> [WORK TO COMPLETE]
After reading the entries below, report how many lines have the string "автоматически" in them, giving the number alone.

=== Section Start ===

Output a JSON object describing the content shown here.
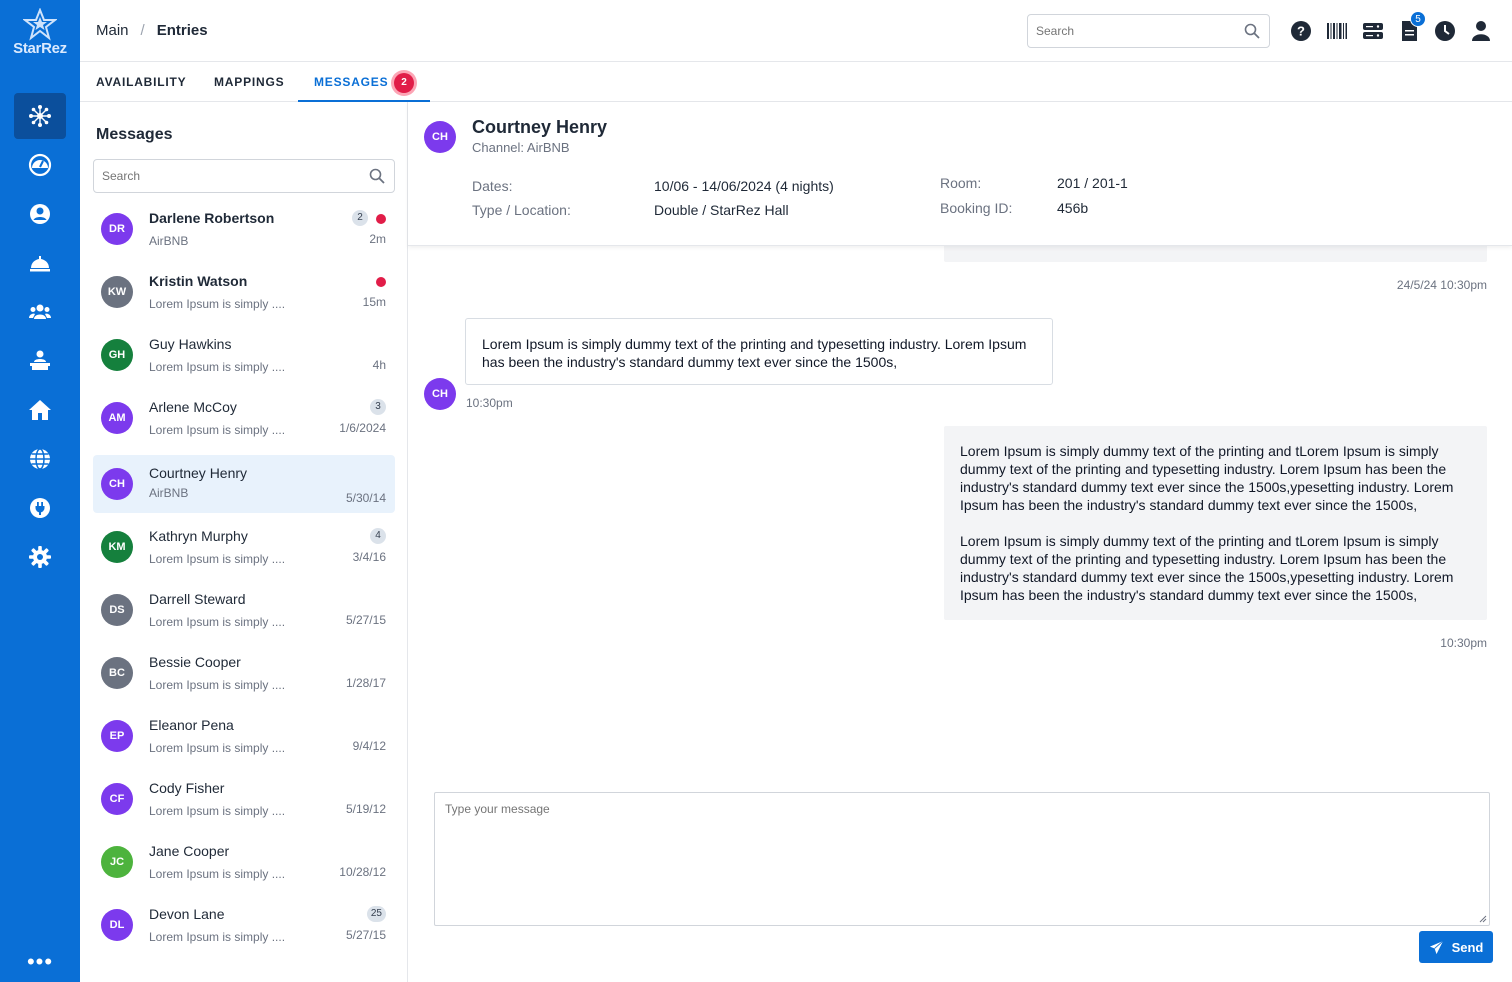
{
  "brand": {
    "logo_text": "StarRez"
  },
  "breadcrumb": {
    "root": "Main",
    "separator": "/",
    "current": "Entries"
  },
  "top_search": {
    "placeholder": "Search"
  },
  "top_icons": {
    "notifications_count": "5"
  },
  "tabs": [
    {
      "label": "AVAILABILITY"
    },
    {
      "label": "MAPPINGS"
    },
    {
      "label": "MESSAGES",
      "badge": "2"
    }
  ],
  "messages_panel": {
    "title": "Messages",
    "search_placeholder": "Search",
    "conversations": [
      {
        "initials": "DR",
        "name": "Darlene Robertson",
        "subtitle": "AirBNB",
        "time": "2m",
        "count": "2",
        "unread_dot": true,
        "bold": true,
        "avatar_color": "#7c3aed"
      },
      {
        "initials": "KW",
        "name": "Kristin Watson",
        "subtitle": "Lorem Ipsum is simply ....",
        "time": "15m",
        "count": "",
        "unread_dot": true,
        "bold": true,
        "avatar_color": "#6b7280"
      },
      {
        "initials": "GH",
        "name": "Guy Hawkins",
        "subtitle": "Lorem Ipsum is simply ....",
        "time": "4h",
        "count": "",
        "unread_dot": false,
        "bold": false,
        "avatar_color": "#15803d"
      },
      {
        "initials": "AM",
        "name": "Arlene McCoy",
        "subtitle": "Lorem Ipsum is simply ....",
        "time": "1/6/2024",
        "count": "3",
        "unread_dot": false,
        "bold": false,
        "avatar_color": "#7c3aed"
      },
      {
        "initials": "CH",
        "name": "Courtney Henry",
        "subtitle": "AirBNB",
        "time": "5/30/14",
        "count": "",
        "unread_dot": false,
        "bold": false,
        "avatar_color": "#7c3aed",
        "active": true
      },
      {
        "initials": "KM",
        "name": "Kathryn Murphy",
        "subtitle": "Lorem Ipsum is simply ....",
        "time": "3/4/16",
        "count": "4",
        "unread_dot": false,
        "bold": false,
        "avatar_color": "#15803d"
      },
      {
        "initials": "DS",
        "name": "Darrell Steward",
        "subtitle": "Lorem Ipsum is simply ....",
        "time": "5/27/15",
        "count": "",
        "unread_dot": false,
        "bold": false,
        "avatar_color": "#6b7280"
      },
      {
        "initials": "BC",
        "name": "Bessie Cooper",
        "subtitle": "Lorem Ipsum is simply ....",
        "time": "1/28/17",
        "count": "",
        "unread_dot": false,
        "bold": false,
        "avatar_color": "#6b7280"
      },
      {
        "initials": "EP",
        "name": "Eleanor Pena",
        "subtitle": "Lorem Ipsum is simply ....",
        "time": "9/4/12",
        "count": "",
        "unread_dot": false,
        "bold": false,
        "avatar_color": "#7c3aed"
      },
      {
        "initials": "CF",
        "name": "Cody Fisher",
        "subtitle": "Lorem Ipsum is simply ....",
        "time": "5/19/12",
        "count": "",
        "unread_dot": false,
        "bold": false,
        "avatar_color": "#7c3aed"
      },
      {
        "initials": "JC",
        "name": "Jane Cooper",
        "subtitle": "Lorem Ipsum is simply ....",
        "time": "10/28/12",
        "count": "",
        "unread_dot": false,
        "bold": false,
        "avatar_color": "#4db33d"
      },
      {
        "initials": "DL",
        "name": "Devon Lane",
        "subtitle": "Lorem Ipsum is simply ....",
        "time": "5/27/15",
        "count": "25",
        "unread_dot": false,
        "bold": false,
        "avatar_color": "#7c3aed"
      }
    ]
  },
  "chat_header": {
    "initials": "CH",
    "name": "Courtney Henry",
    "channel": "Channel: AirBNB",
    "dates_label": "Dates:",
    "dates_value": "10/06 - 14/06/2024 (4 nights)",
    "type_label": "Type / Location:",
    "type_value": "Double / StarRez Hall",
    "room_label": "Room:",
    "room_value": "201 / 201-1",
    "booking_label": "Booking ID:",
    "booking_value": "456b"
  },
  "chat": {
    "prev_timestamp": "24/5/24 10:30pm",
    "incoming": {
      "initials": "CH",
      "text": "Lorem Ipsum is simply dummy text of the printing and typesetting industry. Lorem Ipsum has been the industry's standard dummy text ever since the 1500s,",
      "time": "10:30pm"
    },
    "outgoing": {
      "paragraph1": "Lorem Ipsum is simply dummy text of the printing and tLorem Ipsum is simply dummy text of the printing and typesetting industry. Lorem Ipsum has been the industry's standard dummy text ever since the 1500s,ypesetting industry. Lorem Ipsum has been the industry's standard dummy text ever since the 1500s,",
      "paragraph2": "Lorem Ipsum is simply dummy text of the printing and tLorem Ipsum is simply dummy text of the printing and typesetting industry. Lorem Ipsum has been the industry's standard dummy text ever since the 1500s,ypesetting industry. Lorem Ipsum has been the industry's standard dummy text ever since the 1500s,",
      "time": "10:30pm"
    }
  },
  "composer": {
    "placeholder": "Type your message",
    "send_label": "Send"
  },
  "rail_more": "•••",
  "colors": {
    "brand_blue": "#0a6fd6",
    "rail_active": "#0b4f9c",
    "alert_red": "#e11d48"
  }
}
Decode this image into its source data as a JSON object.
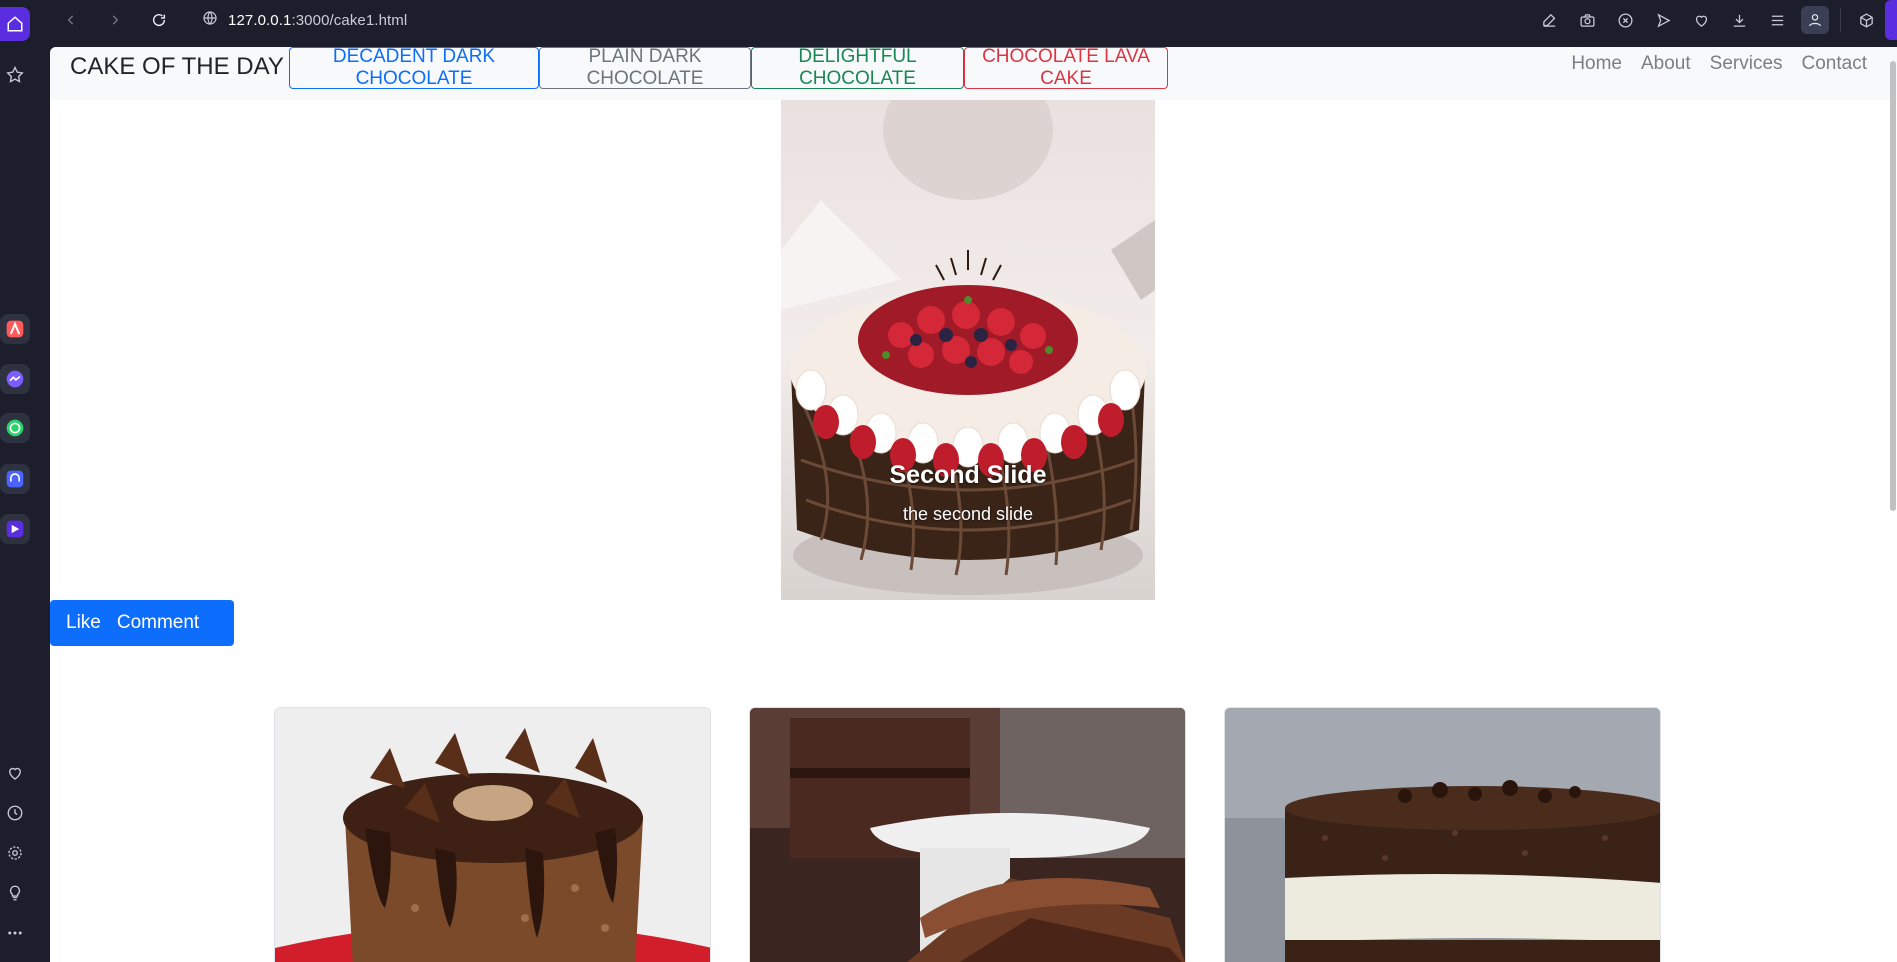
{
  "browser": {
    "url_host": "127.0.0.1",
    "url_path": ":3000/cake1.html"
  },
  "page": {
    "brand": "CAKE OF THE DAY",
    "flavors": [
      {
        "label": "DECADENT DARK CHOCOLATE",
        "color": "#0d6efd"
      },
      {
        "label": "PLAIN DARK CHOCOLATE",
        "color": "#6c757d"
      },
      {
        "label": "DELIGHTFUL CHOCOLATE",
        "color": "#198754"
      },
      {
        "label": "CHOCOLATE LAVA CAKE",
        "color": "#dc3545"
      }
    ],
    "nav_links": [
      "Home",
      "About",
      "Services",
      "Contact"
    ],
    "carousel": {
      "title": "Second Slide",
      "text": "the second slide"
    },
    "actions": {
      "like": "Like",
      "comment": "Comment"
    }
  },
  "colors": {
    "browser_bg": "#1c1f2b",
    "accent": "#5a2ee0",
    "primary": "#0d6efd"
  },
  "icons": [
    "home-icon",
    "bookmark-star-icon",
    "back-icon",
    "forward-icon",
    "reload-icon",
    "globe-icon",
    "edit-icon",
    "camera-icon",
    "shield-icon",
    "send-icon",
    "heart-icon",
    "download-icon",
    "menu-icon",
    "profile-icon",
    "cube-icon",
    "clock-icon",
    "settings-icon",
    "bulb-icon",
    "more-icon"
  ]
}
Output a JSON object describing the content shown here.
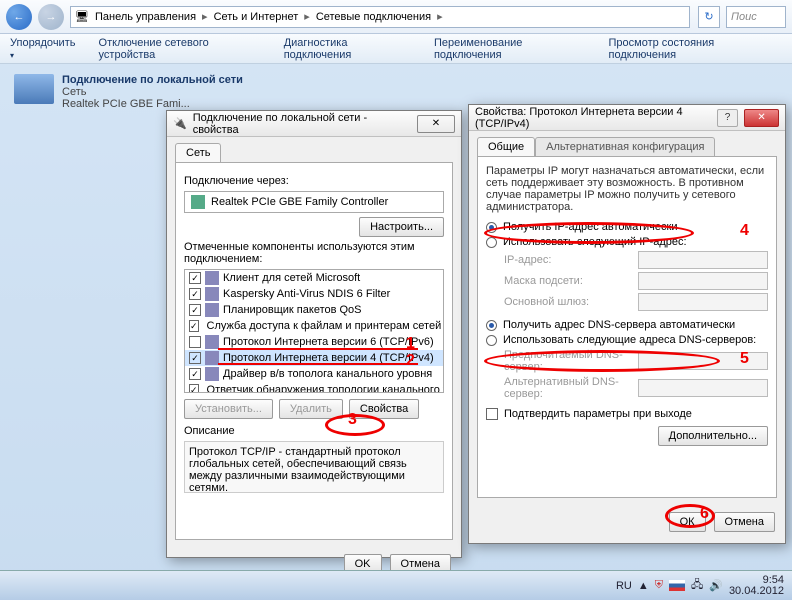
{
  "breadcrumb": {
    "root": "Панель управления",
    "l2": "Сеть и Интернет",
    "l3": "Сетевые подключения"
  },
  "search_placeholder": "Поис",
  "commands": {
    "organize": "Упорядочить",
    "disable": "Отключение сетевого устройства",
    "diag": "Диагностика подключения",
    "rename": "Переименование подключения",
    "status": "Просмотр состояния подключения"
  },
  "netitem": {
    "name": "Подключение по локальной сети",
    "type": "Сеть",
    "adapter": "Realtek PCIe GBE Fami..."
  },
  "dlg1": {
    "title": "Подключение по локальной сети - свойства",
    "tab": "Сеть",
    "connect_via": "Подключение через:",
    "adapter": "Realtek PCIe GBE Family Controller",
    "configure": "Настроить...",
    "components_label": "Отмеченные компоненты используются этим подключением:",
    "items": [
      {
        "c": true,
        "t": "Клиент для сетей Microsoft"
      },
      {
        "c": true,
        "t": "Kaspersky Anti-Virus NDIS 6 Filter"
      },
      {
        "c": true,
        "t": "Планировщик пакетов QoS"
      },
      {
        "c": true,
        "t": "Служба доступа к файлам и принтерам сетей Micro..."
      },
      {
        "c": false,
        "t": "Протокол Интернета версии 6 (TCP/IPv6)"
      },
      {
        "c": true,
        "t": "Протокол Интернета версии 4 (TCP/IPv4)",
        "sel": true
      },
      {
        "c": true,
        "t": "Драйвер в/в тополога канального уровня"
      },
      {
        "c": true,
        "t": "Ответчик обнаружения топологии канального уровня"
      }
    ],
    "install": "Установить...",
    "remove": "Удалить",
    "props": "Свойства",
    "desc_label": "Описание",
    "desc": "Протокол TCP/IP - стандартный протокол глобальных сетей, обеспечивающий связь между различными взаимодействующими сетями.",
    "ok": "OK",
    "cancel": "Отмена"
  },
  "dlg2": {
    "title": "Свойства: Протокол Интернета версии 4 (TCP/IPv4)",
    "tab1": "Общие",
    "tab2": "Альтернативная конфигурация",
    "info": "Параметры IP могут назначаться автоматически, если сеть поддерживает эту возможность. В противном случае параметры IP можно получить у сетевого администратора.",
    "r_ip_auto": "Получить IP-адрес автоматически",
    "r_ip_manual": "Использовать следующий IP-адрес:",
    "f_ip": "IP-адрес:",
    "f_mask": "Маска подсети:",
    "f_gw": "Основной шлюз:",
    "r_dns_auto": "Получить адрес DNS-сервера автоматически",
    "r_dns_manual": "Использовать следующие адреса DNS-серверов:",
    "f_dns1": "Предпочитаемый DNS-сервер:",
    "f_dns2": "Альтернативный DNS-сервер:",
    "confirm": "Подтвердить параметры при выходе",
    "advanced": "Дополнительно...",
    "ok": "ОК",
    "cancel": "Отмена"
  },
  "tray": {
    "lang": "RU",
    "time": "9:54",
    "date": "30.04.2012"
  }
}
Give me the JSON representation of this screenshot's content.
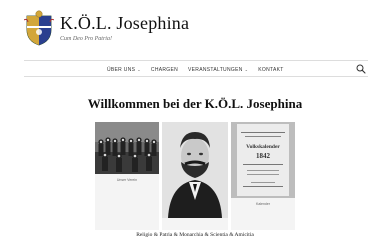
{
  "site": {
    "title": "K.Ö.L. Josephina",
    "tagline": "Cum Deo Pro Patria!"
  },
  "nav": {
    "items": [
      {
        "label": "ÜBER UNS",
        "has_dropdown": true
      },
      {
        "label": "CHARGEN",
        "has_dropdown": false
      },
      {
        "label": "VERANSTALTUNGEN",
        "has_dropdown": true
      },
      {
        "label": "KONTAKT",
        "has_dropdown": false
      }
    ],
    "search_icon": "search-icon"
  },
  "main": {
    "heading": "Willkommen bei der K.Ö.L. Josephina",
    "gallery": [
      {
        "caption": "Unser Verein"
      },
      {
        "caption": ""
      },
      {
        "caption": "Kalender"
      }
    ],
    "calendar_title": "Volkskalender",
    "calendar_year": "1842",
    "motto": "Religio & Patria & Monarchia & Scientia & Amicitia"
  },
  "colors": {
    "accent": "#2a3f8f",
    "gold": "#d2a63a",
    "green": "#2f6b3a"
  }
}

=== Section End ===

> [YOUR SOLUTION]
3